What needs to be done
Go through the data and copy every line in which "manual" appears.

Excerpts from a dataset:
◇ ◇ ◇ ◇ ◇ ◇ ◇

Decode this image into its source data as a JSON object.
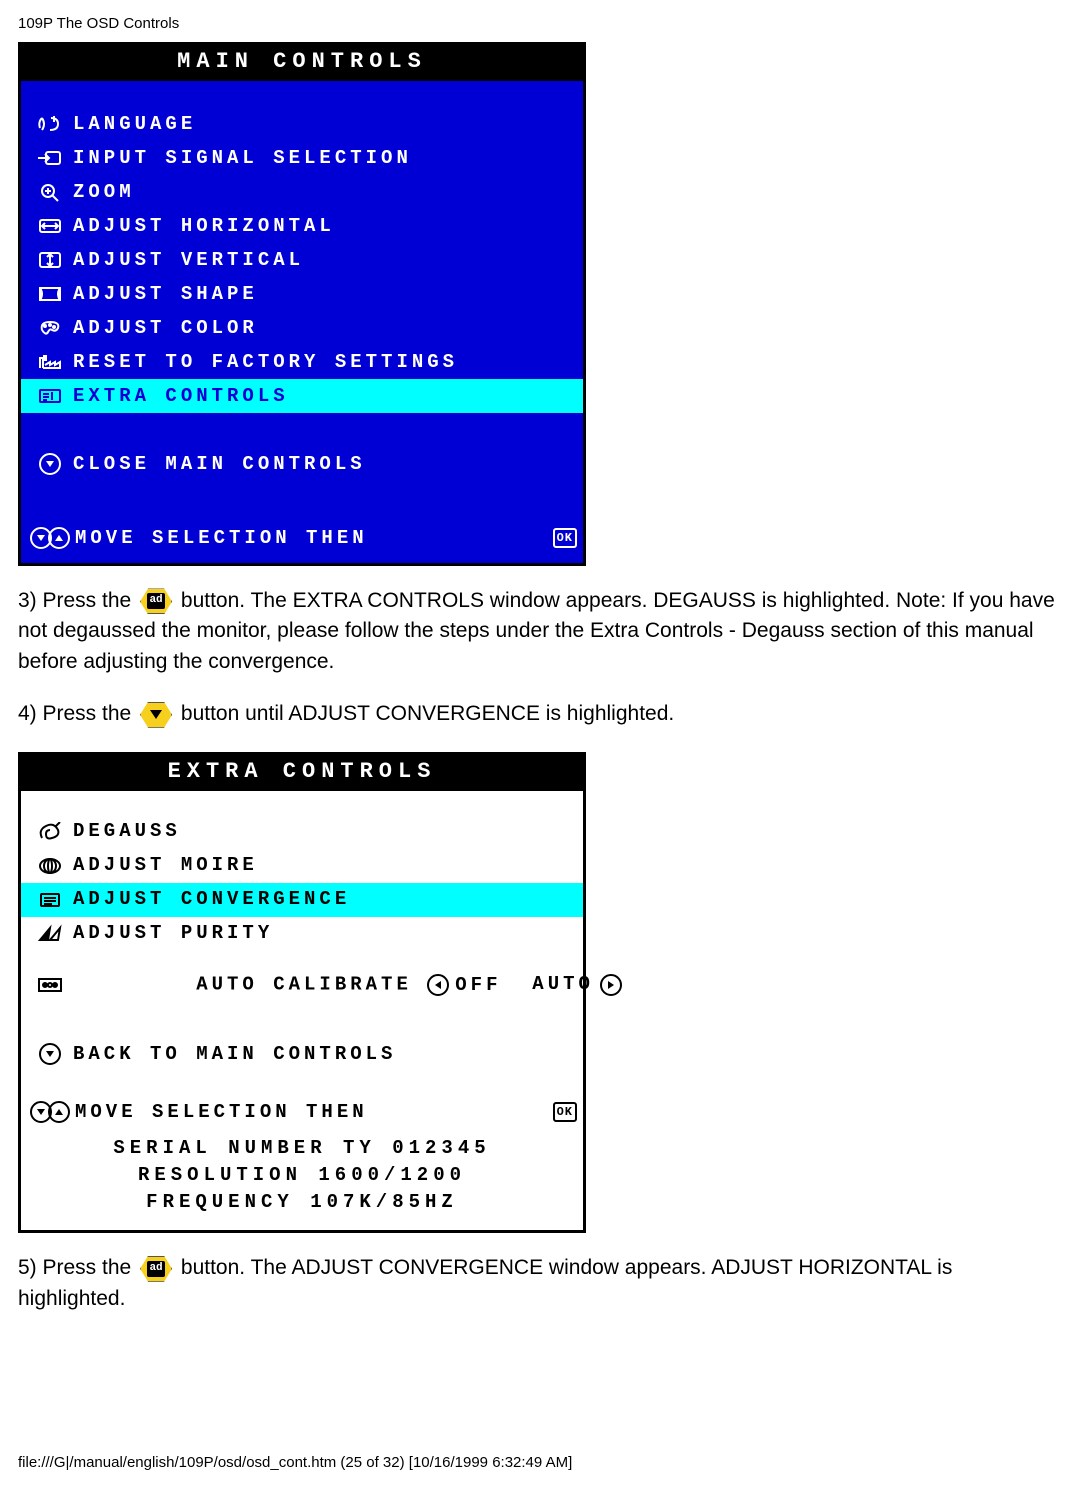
{
  "page_header": "109P The OSD Controls",
  "main_osd": {
    "title": "MAIN CONTROLS",
    "items": [
      "LANGUAGE",
      "INPUT SIGNAL SELECTION",
      "ZOOM",
      "ADJUST HORIZONTAL",
      "ADJUST VERTICAL",
      "ADJUST SHAPE",
      "ADJUST COLOR",
      "RESET TO FACTORY SETTINGS",
      "EXTRA CONTROLS"
    ],
    "close": "CLOSE MAIN CONTROLS",
    "hint_pre": "MOVE SELECTION THEN",
    "hint_ok": "OK"
  },
  "step3_a": "3) Press the ",
  "step3_b": " button. The EXTRA CONTROLS window appears. DEGAUSS is highlighted. Note: If you have not degaussed the monitor, please follow the steps under the Extra Controls - Degauss section of this manual before adjusting the convergence.",
  "step4_a": "4) Press the ",
  "step4_b": " button until ADJUST CONVERGENCE is highlighted.",
  "extra_osd": {
    "title": "EXTRA CONTROLS",
    "items": [
      "DEGAUSS",
      "ADJUST MOIRE",
      "ADJUST CONVERGENCE",
      "ADJUST PURITY"
    ],
    "auto_label": "AUTO CALIBRATE",
    "auto_off": "OFF",
    "auto_auto": "AUTO",
    "back": "BACK TO MAIN CONTROLS",
    "hint_pre": "MOVE SELECTION THEN",
    "hint_ok": "OK",
    "serial": "SERIAL NUMBER TY 012345",
    "resolution": "RESOLUTION 1600/1200",
    "frequency": "FREQUENCY 107K/85HZ"
  },
  "step5_a": "5) Press the ",
  "step5_b": " button. The ADJUST CONVERGENCE window appears. ADJUST HORIZONTAL is highlighted.",
  "footer": "file:///G|/manual/english/109P/osd/osd_cont.htm (25 of 32) [10/16/1999 6:32:49 AM]"
}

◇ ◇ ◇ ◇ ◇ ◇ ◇

Reply to the task
  "step3_b": " button. The EXTRA CONTROLS window appears. DEGAUSS is highlighted. Note: If you have not degaussed the monitor, please follow the steps under the Extra Controls - Degauss section of this manual before adjusting the convergence.",
  "footer": "file:///G|/manual/english/109P/osd/osd_cont.htm (25 of 32) [10/16/1999 6:32:49 AM]"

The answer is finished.